To inform students of, and enforce, basic OSHA guidelines governing personal safety and protective equipment, along with those guidelines/practices that ensure safe, efficient, and environmentally responsible wood manufacturing practices.
To ensure a detailed overview of the mechanical properties and physical attributes of wood including moisture, movement, grain, and color and how they relate to the manufacturing and finishing of wood products.
To provide a practical education in forest management and sawmill operations by introducing students to industry-specific practices related to the planting, harvesting, sawing, drying, and retailing of lumber.
To provide a hands-on technical education in the fabrication, installation, and finishing of cabinetry and millwork by introducing students to the operation and maintenance of a variety of relevant machine and tool technologies.

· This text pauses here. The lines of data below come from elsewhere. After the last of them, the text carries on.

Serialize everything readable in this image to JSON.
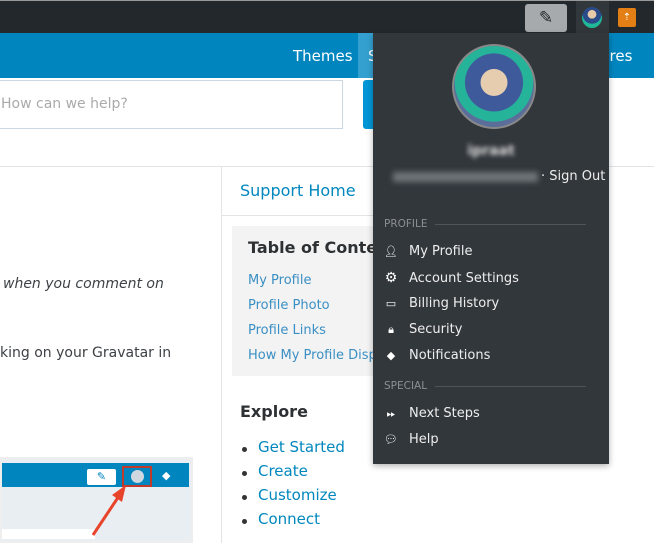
{
  "topbar": {
    "write_icon": "write-post-icon",
    "me_icon": "avatar",
    "notifications_icon": "notifications-icon"
  },
  "nav": {
    "items": [
      "Themes",
      "S",
      "ures"
    ]
  },
  "search": {
    "placeholder": "How can we help?"
  },
  "article": {
    "line1": "when you comment on",
    "line2": "king on your Gravatar in"
  },
  "sidebar": {
    "support_home": "Support Home",
    "toc_title": "Table of Contents",
    "toc_items": [
      "My Profile",
      "Profile Photo",
      "Profile Links",
      "How My Profile Displays"
    ],
    "explore_title": "Explore",
    "explore_items": [
      "Get Started",
      "Create",
      "Customize",
      "Connect"
    ]
  },
  "dropdown": {
    "username": "ipraat",
    "sign_out": "· Sign Out",
    "profile_label": "PROFILE",
    "profile_items": [
      {
        "label": "My Profile",
        "icon": "user-icon"
      },
      {
        "label": "Account Settings",
        "icon": "gear-icon"
      },
      {
        "label": "Billing History",
        "icon": "money-icon"
      },
      {
        "label": "Security",
        "icon": "lock-icon"
      },
      {
        "label": "Notifications",
        "icon": "bell-icon"
      }
    ],
    "special_label": "SPECIAL",
    "special_items": [
      {
        "label": "Next Steps",
        "icon": "fast-forward-icon"
      },
      {
        "label": "Help",
        "icon": "chat-bubbles-icon"
      }
    ]
  }
}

To work with students to develop a portfolio of work, certifications, and standard practices geared towards employment in the custom architectural millwork and cabinetmaking industry and/or as an entrepreneur working in the wood products sector.
To provide an introduction to advanced computer technologies and 3D spatial thinking by emphasizing the role they play in the design and fabrication of custom architectural millwork and cabinetry.
To help students acquire a broad range of transferable skills such as critical thinking, effective interpersonal communication, research, diversity appreciation and problem-solving.
- All registered fall/autumn students with registration status for the following fall/autumn.
- Excludes special populations - College Credit Plus, Non Degree, Online Military and University Center.
Potentialfor upcoming fall/autumn excludes graduates from that fall/autumn, spring and summer terms.
Graduation rates are determined by the office of Institutional Research. To ensure appropriate time for data collection, this report will be run and posted annually in the last week of September for the previous academic year. It should be noted that annual graduation rates may change as students continue to graduate. The following criteria will be utilized for the calculation of graduation rates:
- Overall Program Completion Rate is defined as a percentage of the ratio:
All graduates of the program
All students with the program in their history of programs of study
- For the purposes of reporting, the program completion rates are aggregated by academic year of entry.
- A student is considered to have completed or graduated from a program or certificate by virtue of having been awarded the degree or certificate.
- A student is considered to be undertaking activity in a program of study for the duration of time that they are in an active status in a program or certificate. This is defined by having a Program of Study with a status of ‘A’ during the duration of time they are taking coursework. Should a student move in and out of active status in a program of study while continuing to take coursework, we only take into account the student’s activity while the program has an active status for that particular program of study.
The Cabinetmaking and Architectural Millwork program at Hocking College is a proud member of the National Hardwood Lumber Association and Woodworking Career Alliance. National Kitchen and Bath Association and other professional organization partnerships pending.